Interface dataset entries:
☆ ☆ ☆ ☆
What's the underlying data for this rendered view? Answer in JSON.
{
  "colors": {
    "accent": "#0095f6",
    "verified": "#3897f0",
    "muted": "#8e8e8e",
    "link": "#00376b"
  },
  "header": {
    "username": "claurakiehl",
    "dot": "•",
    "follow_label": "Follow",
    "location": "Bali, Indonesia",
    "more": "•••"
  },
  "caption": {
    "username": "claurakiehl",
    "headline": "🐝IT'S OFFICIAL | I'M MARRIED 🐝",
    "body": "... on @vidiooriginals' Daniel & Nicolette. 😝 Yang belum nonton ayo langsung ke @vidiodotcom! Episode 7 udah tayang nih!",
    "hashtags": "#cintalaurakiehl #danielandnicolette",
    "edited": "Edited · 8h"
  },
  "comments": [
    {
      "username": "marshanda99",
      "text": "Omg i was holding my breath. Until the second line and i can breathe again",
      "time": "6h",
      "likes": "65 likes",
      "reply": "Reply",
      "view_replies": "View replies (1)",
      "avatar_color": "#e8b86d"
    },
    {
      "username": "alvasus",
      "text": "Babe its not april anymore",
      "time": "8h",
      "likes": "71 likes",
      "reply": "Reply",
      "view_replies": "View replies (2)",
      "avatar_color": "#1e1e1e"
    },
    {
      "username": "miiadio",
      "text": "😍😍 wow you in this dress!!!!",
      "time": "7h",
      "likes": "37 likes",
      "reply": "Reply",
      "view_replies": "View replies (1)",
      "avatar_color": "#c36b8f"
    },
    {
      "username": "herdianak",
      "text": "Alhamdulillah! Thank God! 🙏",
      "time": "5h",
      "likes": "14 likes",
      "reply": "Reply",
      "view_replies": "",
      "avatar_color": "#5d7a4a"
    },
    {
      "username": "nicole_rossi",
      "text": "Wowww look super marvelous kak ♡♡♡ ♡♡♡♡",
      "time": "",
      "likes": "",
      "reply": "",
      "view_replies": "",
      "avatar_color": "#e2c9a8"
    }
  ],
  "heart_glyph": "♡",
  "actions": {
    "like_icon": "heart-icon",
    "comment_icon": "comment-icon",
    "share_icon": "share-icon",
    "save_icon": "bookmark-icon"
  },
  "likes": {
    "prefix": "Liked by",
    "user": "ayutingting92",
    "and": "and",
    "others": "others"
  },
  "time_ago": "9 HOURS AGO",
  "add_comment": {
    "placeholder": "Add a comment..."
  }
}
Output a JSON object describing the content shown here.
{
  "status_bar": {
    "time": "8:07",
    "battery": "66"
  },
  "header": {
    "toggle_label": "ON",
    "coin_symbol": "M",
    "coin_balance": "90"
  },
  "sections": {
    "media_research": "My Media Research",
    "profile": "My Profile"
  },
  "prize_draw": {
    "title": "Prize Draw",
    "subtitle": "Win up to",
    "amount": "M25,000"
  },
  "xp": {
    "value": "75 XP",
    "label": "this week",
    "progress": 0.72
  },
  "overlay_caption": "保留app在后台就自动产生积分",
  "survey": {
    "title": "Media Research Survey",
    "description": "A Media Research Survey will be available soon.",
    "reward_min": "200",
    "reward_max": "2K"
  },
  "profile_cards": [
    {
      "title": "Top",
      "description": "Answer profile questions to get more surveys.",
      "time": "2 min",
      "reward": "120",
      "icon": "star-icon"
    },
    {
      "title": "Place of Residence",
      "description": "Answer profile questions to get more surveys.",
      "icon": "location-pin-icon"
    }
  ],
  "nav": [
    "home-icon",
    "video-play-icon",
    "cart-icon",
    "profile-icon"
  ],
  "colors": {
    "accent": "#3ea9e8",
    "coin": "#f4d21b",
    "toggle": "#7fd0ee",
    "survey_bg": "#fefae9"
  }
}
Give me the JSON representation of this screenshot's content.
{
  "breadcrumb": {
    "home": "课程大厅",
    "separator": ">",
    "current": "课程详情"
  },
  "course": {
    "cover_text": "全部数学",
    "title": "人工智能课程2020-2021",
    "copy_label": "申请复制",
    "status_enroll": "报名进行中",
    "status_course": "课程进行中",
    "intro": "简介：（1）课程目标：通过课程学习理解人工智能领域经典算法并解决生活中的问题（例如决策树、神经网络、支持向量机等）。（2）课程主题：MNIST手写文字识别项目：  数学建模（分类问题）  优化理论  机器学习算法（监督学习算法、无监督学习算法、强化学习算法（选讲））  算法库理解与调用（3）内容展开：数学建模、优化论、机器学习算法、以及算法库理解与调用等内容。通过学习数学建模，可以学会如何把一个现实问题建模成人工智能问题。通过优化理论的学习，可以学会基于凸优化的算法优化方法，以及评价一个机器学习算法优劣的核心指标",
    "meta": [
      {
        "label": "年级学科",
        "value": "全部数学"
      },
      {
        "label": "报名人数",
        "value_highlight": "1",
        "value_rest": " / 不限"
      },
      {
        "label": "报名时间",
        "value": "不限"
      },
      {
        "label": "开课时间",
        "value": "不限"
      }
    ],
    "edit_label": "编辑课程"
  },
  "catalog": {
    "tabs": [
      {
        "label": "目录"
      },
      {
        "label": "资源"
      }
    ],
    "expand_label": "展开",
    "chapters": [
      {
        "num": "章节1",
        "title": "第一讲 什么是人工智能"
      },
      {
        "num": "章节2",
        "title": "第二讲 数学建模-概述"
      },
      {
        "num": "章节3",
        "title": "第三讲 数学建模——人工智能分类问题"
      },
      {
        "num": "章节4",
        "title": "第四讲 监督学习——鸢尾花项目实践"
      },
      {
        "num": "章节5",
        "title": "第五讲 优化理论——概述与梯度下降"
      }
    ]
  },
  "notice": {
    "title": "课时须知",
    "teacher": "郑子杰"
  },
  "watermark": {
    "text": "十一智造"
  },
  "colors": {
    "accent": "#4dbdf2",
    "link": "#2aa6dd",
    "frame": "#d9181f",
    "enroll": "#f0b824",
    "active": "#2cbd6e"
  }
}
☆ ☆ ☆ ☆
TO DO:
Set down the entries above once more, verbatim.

RESPONSE BOX:
What's the underlying data for this rendered view? Answer in JSON.
{
  "colors": {
    "accent": "#0095f6",
    "verified": "#3897f0",
    "muted": "#8e8e8e",
    "link": "#00376b"
  },
  "header": {
    "username": "claurakiehl",
    "dot": "•",
    "follow_label": "Follow",
    "location": "Bali, Indonesia",
    "more": "•••"
  },
  "caption": {
    "username": "claurakiehl",
    "headline": "🐝IT'S OFFICIAL | I'M MARRIED 🐝",
    "body": "... on @vidiooriginals' Daniel & Nicolette. 😝 Yang belum nonton ayo langsung ke @vidiodotcom! Episode 7 udah tayang nih!",
    "hashtags": "#cintalaurakiehl #danielandnicolette",
    "edited": "Edited · 8h"
  },
  "comments": [
    {
      "username": "marshanda99",
      "text": "Omg i was holding my breath. Until the second line and i can breathe again",
      "time": "6h",
      "likes": "65 likes",
      "reply": "Reply",
      "view_replies": "View replies (1)",
      "avatar_color": "#e8b86d"
    },
    {
      "username": "alvasus",
      "text": "Babe its not april anymore",
      "time": "8h",
      "likes": "71 likes",
      "reply": "Reply",
      "view_replies": "View replies (2)",
      "avatar_color": "#1e1e1e"
    },
    {
      "username": "miiadio",
      "text": "😍😍 wow you in this dress!!!!",
      "time": "7h",
      "likes": "37 likes",
      "reply": "Reply",
      "view_replies": "View replies (1)",
      "avatar_color": "#c36b8f"
    },
    {
      "username": "herdianak",
      "text": "Alhamdulillah! Thank God! 🙏",
      "time": "5h",
      "likes": "14 likes",
      "reply": "Reply",
      "view_replies": "",
      "avatar_color": "#5d7a4a"
    },
    {
      "username": "nicole_rossi",
      "text": "Wowww look super marvelous kak ♡♡♡ ♡♡♡♡",
      "time": "",
      "likes": "",
      "reply": "",
      "view_replies": "",
      "avatar_color": "#e2c9a8"
    }
  ],
  "heart_glyph": "♡",
  "actions": {
    "like_icon": "heart-icon",
    "comment_icon": "comment-icon",
    "share_icon": "share-icon",
    "save_icon": "bookmark-icon"
  },
  "likes": {
    "prefix": "Liked by",
    "user": "ayutingting92",
    "and": "and",
    "others": "others"
  },
  "time_ago": "9 HOURS AGO",
  "add_comment": {
    "placeholder": "Add a comment..."
  }
}
Output a JSON object describing the content shown here.
{
  "status_bar": {
    "time": "8:07",
    "battery": "66"
  },
  "header": {
    "toggle_label": "ON",
    "coin_symbol": "M",
    "coin_balance": "90"
  },
  "sections": {
    "media_research": "My Media Research",
    "profile": "My Profile"
  },
  "prize_draw": {
    "title": "Prize Draw",
    "subtitle": "Win up to",
    "amount": "M25,000"
  },
  "xp": {
    "value": "75 XP",
    "label": "this week",
    "progress": 0.72
  },
  "overlay_caption": "保留app在后台就自动产生积分",
  "survey": {
    "title": "Media Research Survey",
    "description": "A Media Research Survey will be available soon.",
    "reward_min": "200",
    "reward_max": "2K"
  },
  "profile_cards": [
    {
      "title": "Top",
      "description": "Answer profile questions to get more surveys.",
      "time": "2 min",
      "reward": "120",
      "icon": "star-icon"
    },
    {
      "title": "Place of Residence",
      "description": "Answer profile questions to get more surveys.",
      "icon": "location-pin-icon"
    }
  ],
  "nav": [
    "home-icon",
    "video-play-icon",
    "cart-icon",
    "profile-icon"
  ],
  "colors": {
    "accent": "#3ea9e8",
    "coin": "#f4d21b",
    "toggle": "#7fd0ee",
    "survey_bg": "#fefae9"
  }
}
Give me the JSON representation of this screenshot's content.
{
  "breadcrumb": {
    "home": "课程大厅",
    "separator": ">",
    "current": "课程详情"
  },
  "course": {
    "cover_text": "全部数学",
    "title": "人工智能课程2020-2021",
    "copy_label": "申请复制",
    "status_enroll": "报名进行中",
    "status_course": "课程进行中",
    "intro": "简介：（1）课程目标：通过课程学习理解人工智能领域经典算法并解决生活中的问题（例如决策树、神经网络、支持向量机等）。（2）课程主题：MNIST手写文字识别项目：  数学建模（分类问题）  优化理论  机器学习算法（监督学习算法、无监督学习算法、强化学习算法（选讲））  算法库理解与调用（3）内容展开：数学建模、优化论、机器学习算法、以及算法库理解与调用等内容。通过学习数学建模，可以学会如何把一个现实问题建模成人工智能问题。通过优化理论的学习，可以学会基于凸优化的算法优化方法，以及评价一个机器学习算法优劣的核心指标",
    "meta": [
      {
        "label": "年级学科",
        "value": "全部数学"
      },
      {
        "label": "报名人数",
        "value_highlight": "1",
        "value_rest": " / 不限"
      },
      {
        "label": "报名时间",
        "value": "不限"
      },
      {
        "label": "开课时间",
        "value": "不限"
      }
    ],
    "edit_label": "编辑课程"
  },
  "catalog": {
    "tabs": [
      {
        "label": "目录"
      },
      {
        "label": "资源"
      }
    ],
    "expand_label": "展开",
    "chapters": [
      {
        "num": "章节1",
        "title": "第一讲 什么是人工智能"
      },
      {
        "num": "章节2",
        "title": "第二讲 数学建模-概述"
      },
      {
        "num": "章节3",
        "title": "第三讲 数学建模——人工智能分类问题"
      },
      {
        "num": "章节4",
        "title": "第四讲 监督学习——鸢尾花项目实践"
      },
      {
        "num": "章节5",
        "title": "第五讲 优化理论——概述与梯度下降"
      }
    ]
  },
  "notice": {
    "title": "课时须知",
    "teacher": "郑子杰"
  },
  "watermark": {
    "text": "十一智造"
  },
  "colors": {
    "accent": "#4dbdf2",
    "link": "#2aa6dd",
    "frame": "#d9181f",
    "enroll": "#f0b824",
    "active": "#2cbd6e"
  }
}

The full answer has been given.